“Half the money I spend on advertising is wasted; the trouble is I don’t know which half.”
The old expression rings true to this day, especially in the fragmented, fast-moving world of digital marketing. How do you know which investments and strategies are paying off, and which ones are a waste of time and cash?
Instead of wandering in the dark, it’s time to shed light on the situation. Thankfully, there are a few reliable ways to gauge returns on your SEO efforts.
Of all the factors that play into SEO success, keywords are the most sought-after, with a clear return on investment for brands across the board.
There are several tools that reveal how your brand is performing on certain keywords, and from there you can determine which keywords are leading to more clicks and conversions on specific web pages. Branded and non-branded keywords both matter, according to VWO.
Some software also gives you deeper insight into how keywords are impacting page performance in organic search, which will clarify how your investments are panning out. This could save you from engaging in bad habits like keyword stuffing or fix any technical SEO mistakes that hold you back.
Only the top five URLs get more than two-thirds of clicks on most results pages, according to info from Impact Plus, meaning the biggest brands with the deepest pockets typically see the most success on organic search.
But smaller websites shouldn’t despair, because Google Features like snippets, carousels, and long-tail answer boxes are now on the table, and not very difficult to obtain.
These featured information boxes live in the “position zero” spot above organic results, meaning that they tend to outperform standard ranked pages and lead to greater returns.
Marketers should create content that answers common questions directly and efficiently, and use plenty of original data and insights to separate themselves from the pack.
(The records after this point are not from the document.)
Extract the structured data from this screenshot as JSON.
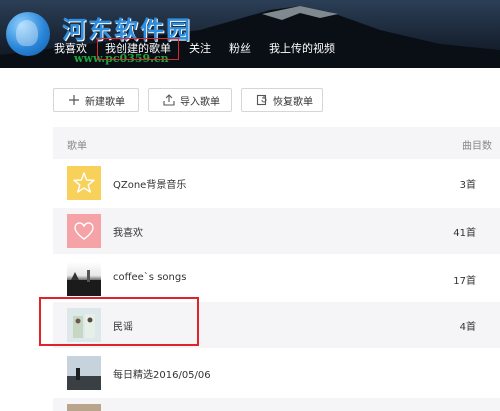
{
  "watermark": {
    "title": "河东软件园",
    "url": "www.pc0359.cn"
  },
  "tabs": [
    {
      "label": "我喜欢",
      "active": false
    },
    {
      "label": "我创建的歌单",
      "active": true
    },
    {
      "label": "关注",
      "active": false
    },
    {
      "label": "粉丝",
      "active": false
    },
    {
      "label": "我上传的视频",
      "active": false
    }
  ],
  "toolbar": {
    "new_label": "新建歌单",
    "import_label": "导入歌单",
    "restore_label": "恢复歌单"
  },
  "table": {
    "col_playlist": "歌单",
    "col_count": "曲目数",
    "rows": [
      {
        "name": "QZone背景音乐",
        "count": "3首",
        "cover_icon": "star-icon"
      },
      {
        "name": "我喜欢",
        "count": "41首",
        "cover_icon": "heart-icon"
      },
      {
        "name": "coffee`s songs",
        "count": "17首",
        "cover_icon": "photo"
      },
      {
        "name": "民谣",
        "count": "4首",
        "cover_icon": "photo"
      },
      {
        "name": "每日精选2016/05/06",
        "count": "",
        "cover_icon": "photo"
      }
    ]
  },
  "colors": {
    "accent_red": "#e0232a",
    "star_cover": "#f7d159",
    "heart_cover": "#f5a3a7",
    "row_alt_bg": "#f5f5f7"
  }
}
This can be done in short articles, long how-to guides, case studies, testimonials, and FAQ pages.
Social media has long been part of the digital marketing strategy, but determining ROI isn’t straightforward. You can track clicks back to your site and calculate revenue streams, but don’t forget to gauge the shares and likes that make your content more visible.
You can dedicate a huge chunk of your budget to social media ads and promotional campaigns, but to maximize ROI on platforms like Facebook and Twitter, give audiences content that they’ll want to repost and show to their friends and followers.
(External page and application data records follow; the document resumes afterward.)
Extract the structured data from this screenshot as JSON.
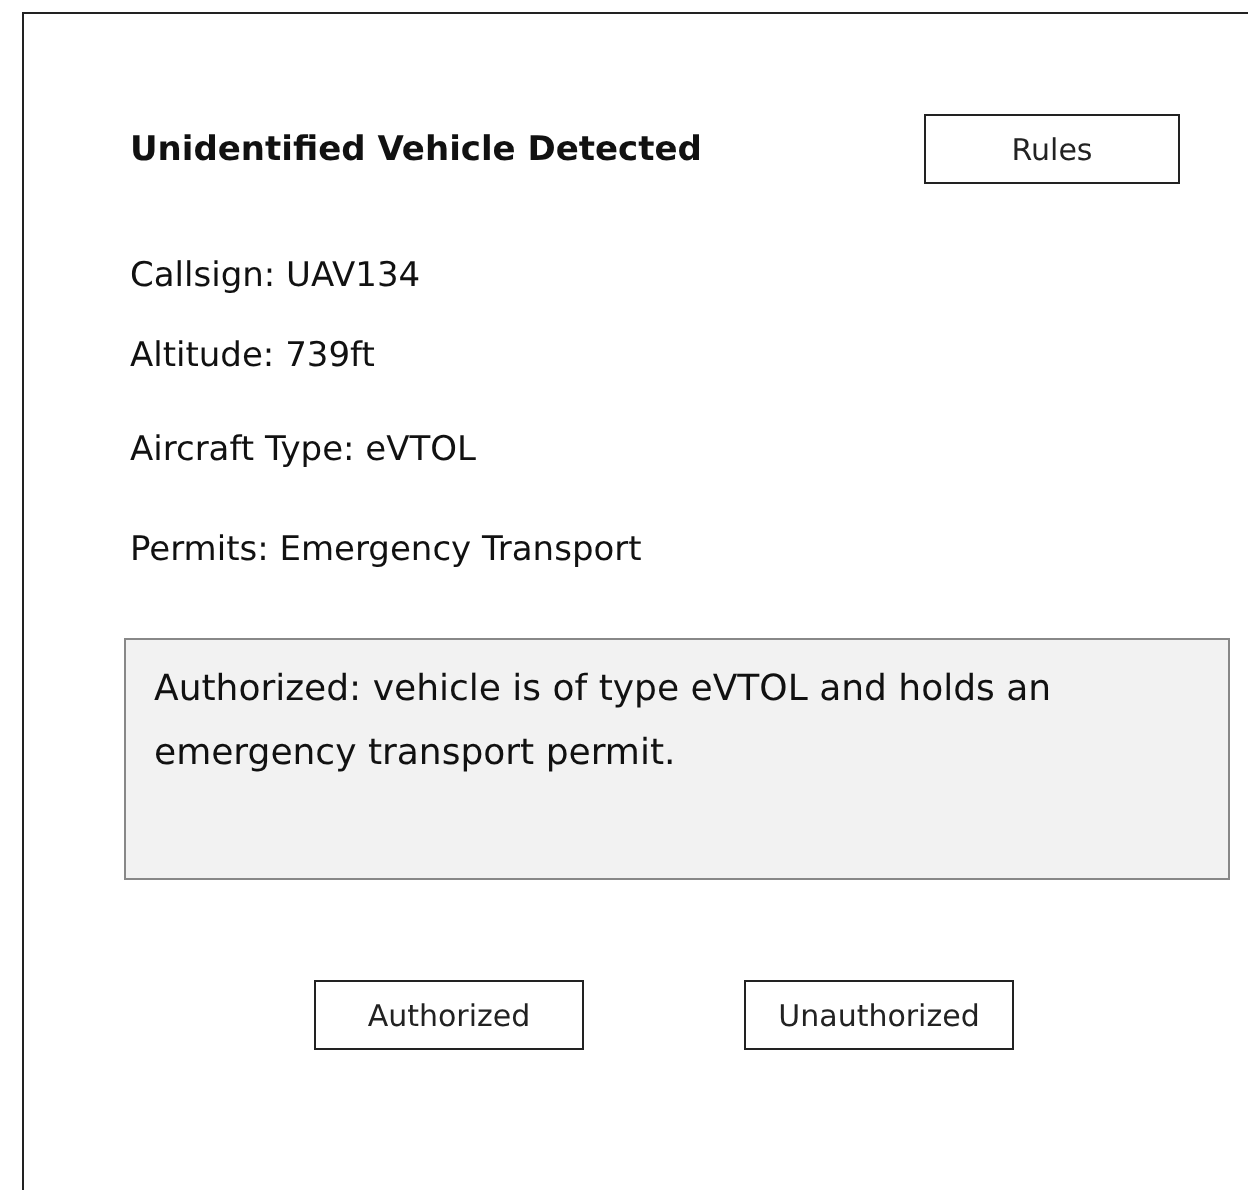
{
  "title": "Unidentified Vehicle Detected",
  "rules_button": "Rules",
  "details": [
    "Callsign: UAV134",
    "Altitude: 739ft",
    "Aircraft Type: eVTOL",
    "Permits: Emergency Transport"
  ],
  "message": "Authorized: vehicle is of type eVTOL and holds an emergency transport permit.",
  "buttons": [
    "Authorized",
    "Unauthorized"
  ]
}
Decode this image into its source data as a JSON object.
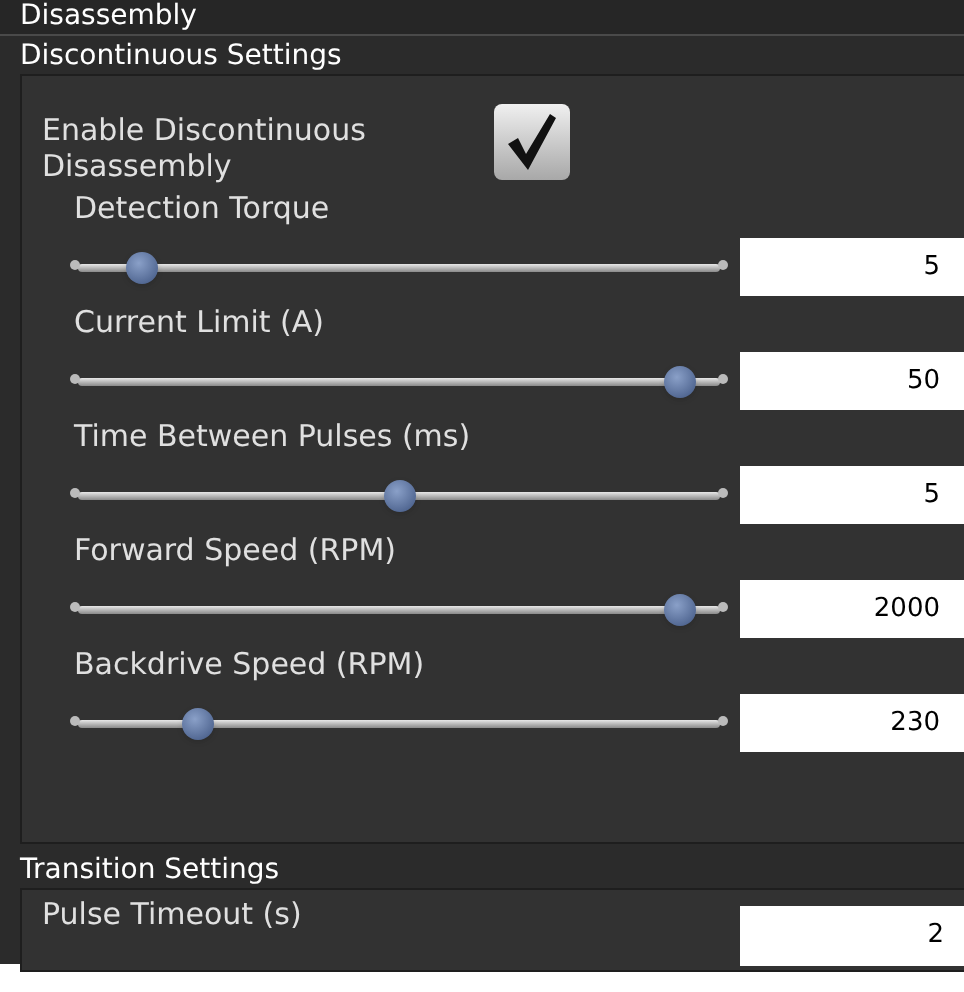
{
  "header": {
    "title": "Disassembly"
  },
  "discontinuous": {
    "title": "Discontinuous Settings",
    "enable": {
      "label": "Enable Discontinuous Disassembly",
      "checked": true
    },
    "sliders": [
      {
        "label": "Detection Torque",
        "level": 0.08,
        "value": "5"
      },
      {
        "label": "Current Limit (A)",
        "level": 0.96,
        "value": "50"
      },
      {
        "label": "Time Between Pulses (ms)",
        "level": 0.5,
        "value": "5"
      },
      {
        "label": "Forward Speed (RPM)",
        "level": 0.96,
        "value": "2000"
      },
      {
        "label": "Backdrive Speed (RPM)",
        "level": 0.17,
        "value": "230"
      }
    ]
  },
  "transition": {
    "title": "Transition Settings",
    "fields": [
      {
        "label": "Pulse Timeout (s)",
        "value": "2"
      }
    ]
  }
}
Also take advantage of user-generated content, which has a great return potential as well. You never know what crazy piece of viral content from a random user will be a game-changer for your brand.
We’ve known the power of backlinks for a long time, but with Google showing more discernment for the quality and relevance of backlinks in 2020, you need to be smart with your spending as well. No more spamming, buying links, or attempting to navigate around the rules.
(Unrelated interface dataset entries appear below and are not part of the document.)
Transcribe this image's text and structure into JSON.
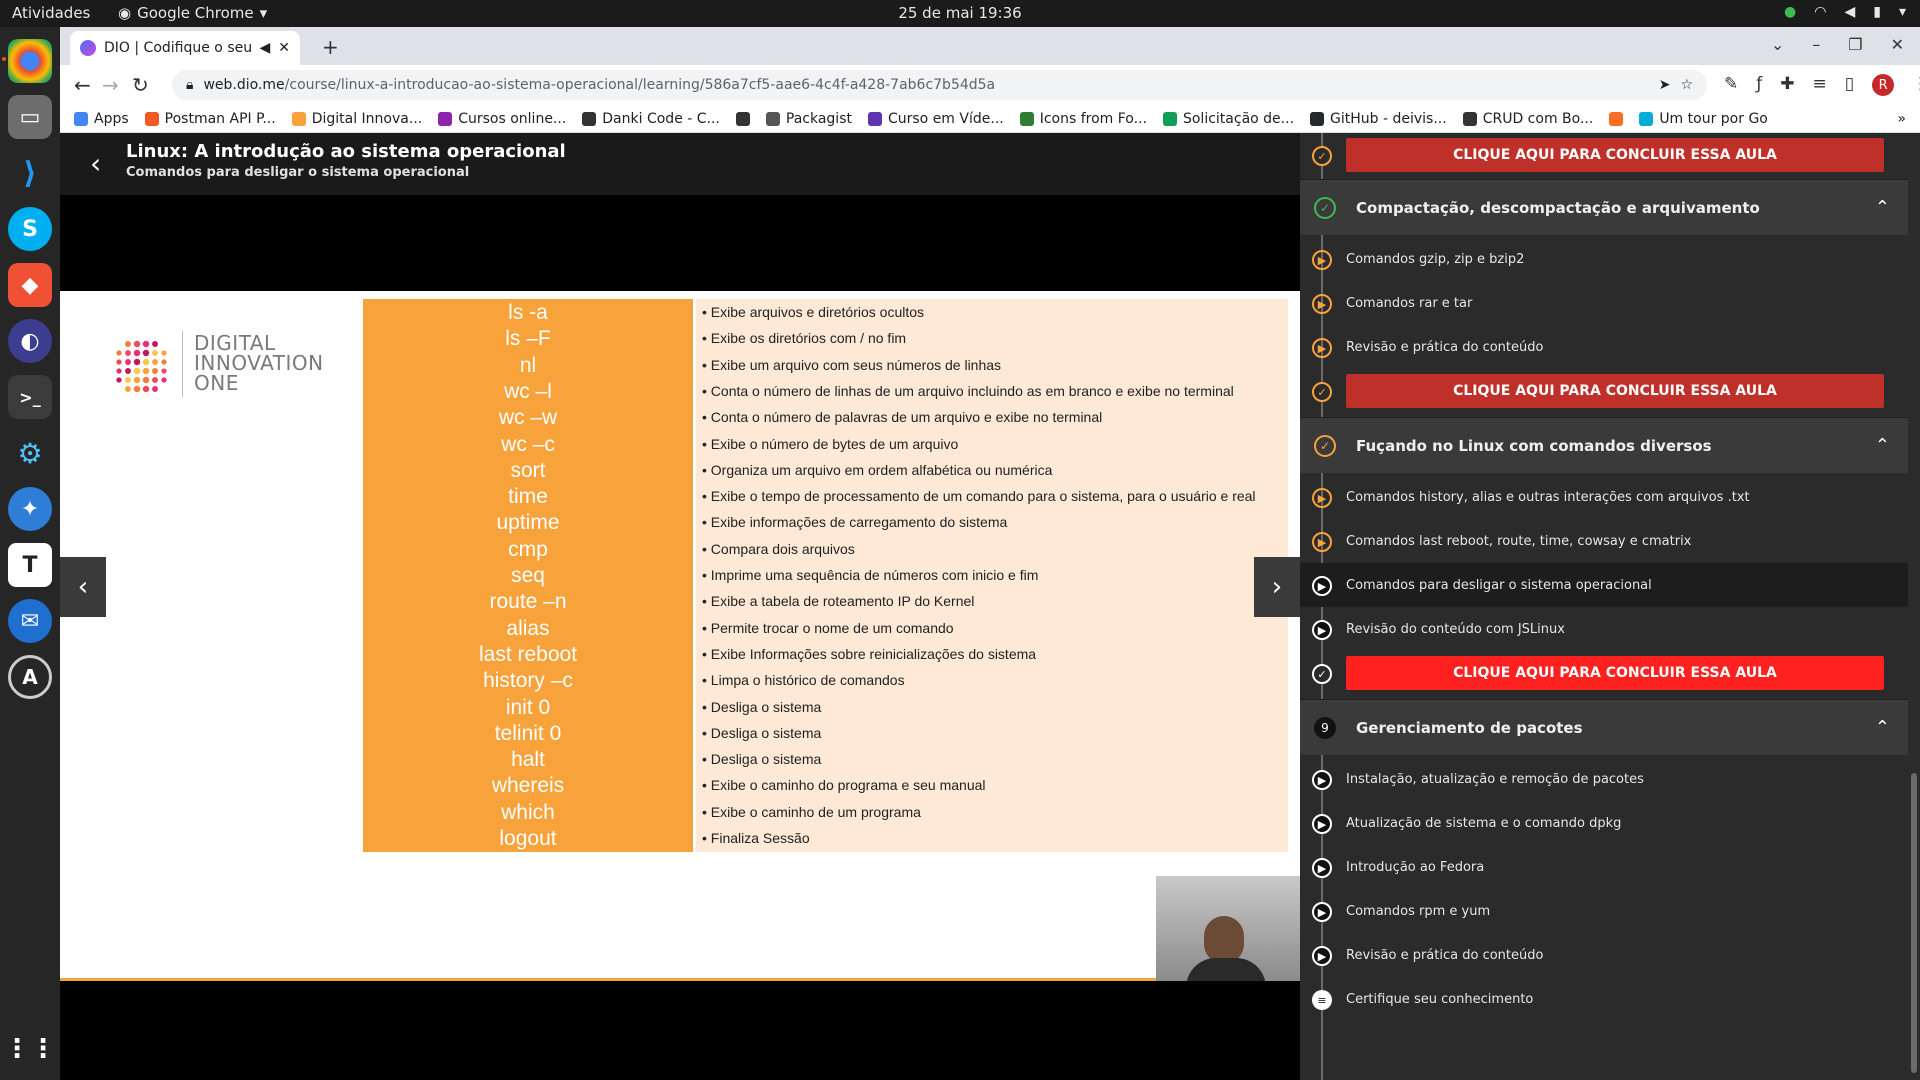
{
  "topbar": {
    "activities": "Atividades",
    "app": "Google Chrome",
    "clock": "25 de mai  19:36"
  },
  "browser": {
    "tab_title": "DIO | Codifique o seu f",
    "url_host": "web.dio.me",
    "url_path": "/course/linux-a-introducao-ao-sistema-operacional/learning/586a7cf5-aae6-4c4f-a428-7ab6c7b54d5a",
    "bookmarks": [
      {
        "label": "Apps",
        "color": "#4285f4"
      },
      {
        "label": "Postman API P...",
        "color": "#ef5b25"
      },
      {
        "label": "Digital Innova...",
        "color": "#f7a23b"
      },
      {
        "label": "Cursos online...",
        "color": "#8e24aa"
      },
      {
        "label": "Danki Code - C...",
        "color": "#333333"
      },
      {
        "label": "",
        "color": "#333333"
      },
      {
        "label": "Packagist",
        "color": "#555555"
      },
      {
        "label": "Curso em Víde...",
        "color": "#5e35b1"
      },
      {
        "label": "Icons from Fo...",
        "color": "#2e7d32"
      },
      {
        "label": "Solicitação de...",
        "color": "#0f9d58"
      },
      {
        "label": "GitHub - deivis...",
        "color": "#24292e"
      },
      {
        "label": "CRUD com Bo...",
        "color": "#333333"
      },
      {
        "label": "",
        "color": "#fc6d26"
      },
      {
        "label": "Um tour por Go",
        "color": "#00add8"
      }
    ]
  },
  "lesson": {
    "course_title": "Linux: A introdução ao sistema operacional",
    "lesson_title": "Comandos para desligar o sistema operacional"
  },
  "slide": {
    "logo_text": [
      "DIGITAL",
      "INNOVATION",
      "ONE"
    ],
    "rows": [
      {
        "cmd": "ls -a",
        "desc": "• Exibe arquivos e diretórios ocultos"
      },
      {
        "cmd": "ls –F",
        "desc": "• Exibe os diretórios com / no fim"
      },
      {
        "cmd": "nl",
        "desc": "• Exibe um arquivo com seus números de linhas"
      },
      {
        "cmd": "wc –l",
        "desc": "• Conta o número de linhas de um arquivo incluindo as em branco e exibe no terminal"
      },
      {
        "cmd": "wc –w",
        "desc": "• Conta o número de palavras de um arquivo e exibe no terminal"
      },
      {
        "cmd": "wc –c",
        "desc": "• Exibe o número de bytes de um arquivo"
      },
      {
        "cmd": "sort",
        "desc": "• Organiza um arquivo em ordem alfabética ou numérica"
      },
      {
        "cmd": "time",
        "desc": "• Exibe o tempo de processamento de um comando para o sistema, para o usuário e real"
      },
      {
        "cmd": "uptime",
        "desc": "• Exibe informações de carregamento do sistema"
      },
      {
        "cmd": "cmp",
        "desc": "• Compara dois arquivos"
      },
      {
        "cmd": "seq",
        "desc": "• Imprime uma sequência de números com inicio e fim"
      },
      {
        "cmd": "route –n",
        "desc": "• Exibe a tabela de roteamento IP do Kernel"
      },
      {
        "cmd": "alias",
        "desc": "• Permite trocar o nome de um comando"
      },
      {
        "cmd": "last reboot",
        "desc": "• Exibe Informações sobre reinicializações do sistema"
      },
      {
        "cmd": "history –c",
        "desc": "• Limpa o histórico de comandos"
      },
      {
        "cmd": "init 0",
        "desc": "• Desliga o sistema"
      },
      {
        "cmd": "telinit 0",
        "desc": "• Desliga o sistema"
      },
      {
        "cmd": "halt",
        "desc": "• Desliga o sistema"
      },
      {
        "cmd": "whereis",
        "desc": "• Exibe o caminho do programa e seu manual"
      },
      {
        "cmd": "which",
        "desc": "• Exibe o caminho de um programa"
      },
      {
        "cmd": "logout",
        "desc": "• Finaliza Sessão"
      }
    ]
  },
  "panel": {
    "finish_label": "CLIQUE AQUI PARA CONCLUIR ESSA AULA",
    "sections": [
      {
        "title": "Compactação, descompactação e arquivamento",
        "badge": "",
        "items": [
          "Comandos gzip, zip e bzip2",
          "Comandos rar e tar",
          "Revisão e prática do conteúdo"
        ]
      },
      {
        "title": "Fuçando no Linux com comandos diversos",
        "badge": "",
        "items": [
          "Comandos history, alias e outras interações com arquivos .txt",
          "Comandos last reboot, route, time, cowsay e cmatrix",
          "Comandos para desligar o sistema operacional",
          "Revisão do conteúdo com JSLinux"
        ]
      },
      {
        "title": "Gerenciamento de pacotes",
        "badge": "9",
        "items": [
          "Instalação, atualização e remoção de pacotes",
          "Atualização de sistema e o comando dpkg",
          "Introdução ao Fedora",
          "Comandos rpm e yum",
          "Revisão e prática do conteúdo",
          "Certifique seu conhecimento"
        ]
      }
    ]
  },
  "colors": {
    "accent": "#f7a23b",
    "finish_dim": "#c0302b",
    "finish_bright": "#ff2020",
    "check_green": "#3fb950"
  }
}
Be honest – it may be time to abandon some of the outdated approaches to backlink building that still exists from marketing departments of the past. Adopt a “slow and steady” strategy that focuses on earning links the right way, with quality content and smart networking.
Accept that ROI may not be quick or obvious with this technique, but the snowball effect will bring you big results in the long term as clicks, shares, and backlinks accumulate.
Small businesses typically look at foot traffic and bottom-line revenue to see gauge the effectiveness of their marketing strategy, but SEO has some different rules.
Compare how your web pages rank for various keyword combinations, including business type, city and neighborhood location, and other niche long-tail keywords that users may be searching for on the go.
The benefit of local SEO is that searches are made with high purchase intent, meaning that web page visitors are more likely to walk into your place of business or make a phone call that leads to a sale. After all, they are often already within striking distance of the location when making the search, whether at home, in the car, or on the street.
With so much consumer choice and a wealth of free information available on the web, purchases happen faster than ever, even with far more variables at play.
The customer acquisition process is accelerated, and this metric can tell you how well SEO efforts are working.
Keep a close eye on your customer journey patterns to see which web pages and assets outperform the rest. Figure out when and where casual users become interested shoppers, and identify the moments when they hit the checkout button to seal the deal.
The faster it takes for someone to go from an uninformed web surfer to a happy customer, the more effective your SEO strategy. WebFX reminds us to analyze every possible customer acquisition avenue and allocate funds accordingly.
There is still a huge word-of-mouth component to digital marketing, many brands rely on promotions and referrals to attract new audiences and make existing customers more engaged.
The SEO benefit here is that more clicks and shares lead to a better ranking in organic search, and this creates an upward cycle that promotes visibility and hype at the same time.
Always observe the uptick in sales during the period when you run the promo or referral program, and see what effect this has on your top keyword rankings. The more campaigns you run, the more you’ll learn from the process, increasing efficiency each time.
Remember to run promos on partner sites and with other influencers to get that extra SEO boost from backlinks that explicitly mention your brand and any offers on the table.
At the end of the day, the goal of any marketing strategy is to exert the least amount of effort and spend as little cash as possible to yield maximum returns. It may sound shady, but it’s simply smart business.
Considering that billions of dollars go toward SEO annually, it makes sense that we try to trim the fat on SEO budgets and get rid of anything that doesn’t give us the results we want.
With these seven metrics in mind, you can be more vigilant about SEO spending and focus on the money-makers that matter most to you and your brand.